Real Life. Real News. Real Voices.
Help us tell more of the stories that matter from voices that too often remain unheard.
Join HuffPost Plus

Don't Let A Chronic Health Condition Diminish Your Sex Life

This post was published on the now-closed HuffPost Contributor platform. Contributors control their own work and posted freely to our site. If you need to flag this entry as abusive, send us an email.

A chronic medical condition not only can bring changes to the normalcy of your everyday life, but it can also bring significant changes to your love life. As in, diminishing a good thing you had going before your health declined.

One important aspect of your overall well-being is sexual satisfaction. We are all built and wired to want to have an enjoyable sexual experience but often when we are dealing with a chronic disease or condition, things are just not the same. But bringing up this personal and intimate side of ourselves to our doctor can be difficult. Discussing sexual problems can feel uncomfortable and unless a doctor asks "how is your sex life," the topic may never be brought up.

Chronic illnesses such as cancer, heart disease, diabetes or arthritis are common conditions that take a toll on intimate relationships. Common factors contributing to sexual issues tend to revolve around a loss of interest in sex by both a man or woman or pain during intercourse usually for a woman. But there are other elements affecting sex that may also be contributing to a loss of intimacy:

• Altered self-image
Depending on the chronic condition will determine how the illness changes the way you see yourself. Both sexes can be affected by this with women probably a little more so. Your physical appearance may be altered due to a major surgery, changes in skin and hair or weight gain caused by needed prescription medications.
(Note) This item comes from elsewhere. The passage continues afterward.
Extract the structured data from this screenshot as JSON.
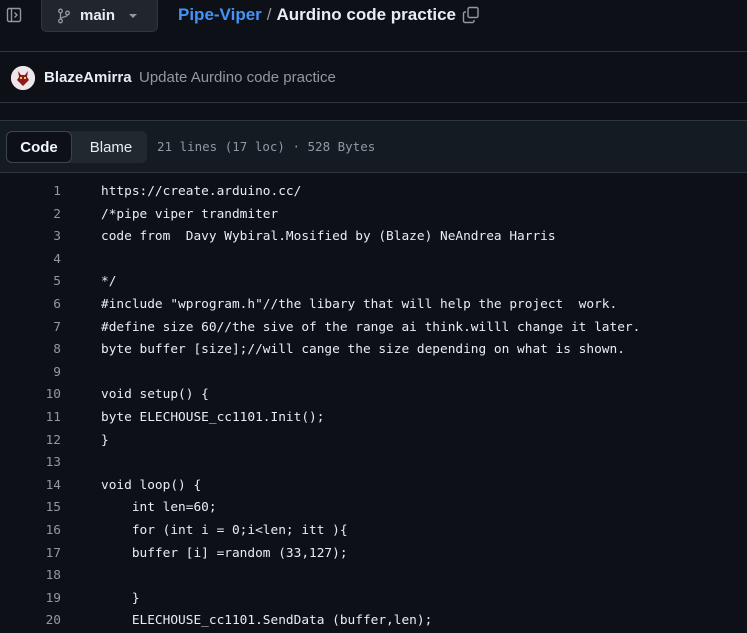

Physical changes affect sexuality and how you perceive yourself. If this is one area that is hurting your sex life, seek the advice of a therapist or support group to develop a more accepting attitude toward yourself.

If you are in a state of healing, having pain or dealing with side effects, this can be causing exhaustion or extreme fatigue making you in no mood for lovemaking. Try to discover when your energy levels are higher throughout the day and set aside time to be with your partner during those moments.

• Reduced communication
It can be very difficult to adapt to a new way of life when a chronic disease can change things. Communication between you and your partner is more critical than ever. Let them know what you are feeling without holding back. Explore being open and honest about everything including sex so that you both can work on what needs to be discussed in a healthy way.
Adapting your sex life to specific health conditions

The treatments for cancer can vary widely depending on what type of cancer it is. Chemotherapy and radiation performed on women can bring about drops in estrogen levels exacerbating the classic symptoms of menopause including vaginal dryness and loss of tone and elasticity in pelvic floor tissues. Women should consider using lubricants like K-Y jelly or moisturizing gels to replace natural vaginal secretions for better ease of penetration.
Men may experience a reduction in libido and erectile dysfunction. There are a variety of prescription medications to treat ED and hormonal treatment may increase interest in sex again. If either a man or woman develops any of these issues, they need to bring it up to their doctors.

Both genders should also practice Kegel exercises to tone and strengthen the pelvic floor muscles.
• Cardiovascular Disease
After having a heart attack or stroke, always discuss with your doctor when it is safe to resume sexual activity. It is important to complete a cardiac rehabilitation program where this will be discussed addressing this issue.

This chronic can bring about many changes for both sexes. Women are often more susceptible to vaginal yeast infections while menopausal symptoms are heightened increasing vaginal dryness, mood changes, fatigue, and hot flashes.

Men are at twice the risk of low testosterone resulting in a reduced sex drive. They also are more likely to have erectile dysfunction.

Both men and women with diabetes should be open and honest with their physician about their sexual function.

• Arthritis
The pain and stiffness of arthritis does not bode well for setting the mood for romance. What can be done though are a few tricks to ease the discomfort - take pain medication about 30 minutes before sex to achieve pain relief; take a warm bath or shower, use a heating pad, or an electric blanket to reduce stiffness. Cushion your joints using pillows or blankets during sex.

Dr. Samadi is a board-certified urologic oncologist trained in open and traditional and laparoscopic surgery and is an expert in robotic prostate surgery. He is chairman of urology, chief of robotic surgery at Lenox Hill Hospital and professor of urology at Hofstra North Shore-LIJ School of Medicine. He is a medical correspondent for the Fox News Channel's Medical A-Team Learn more at Visit Dr. Samadi's blog at Follow Dr. Samadi on Twitter, Instagram, Pintrest and Facebook.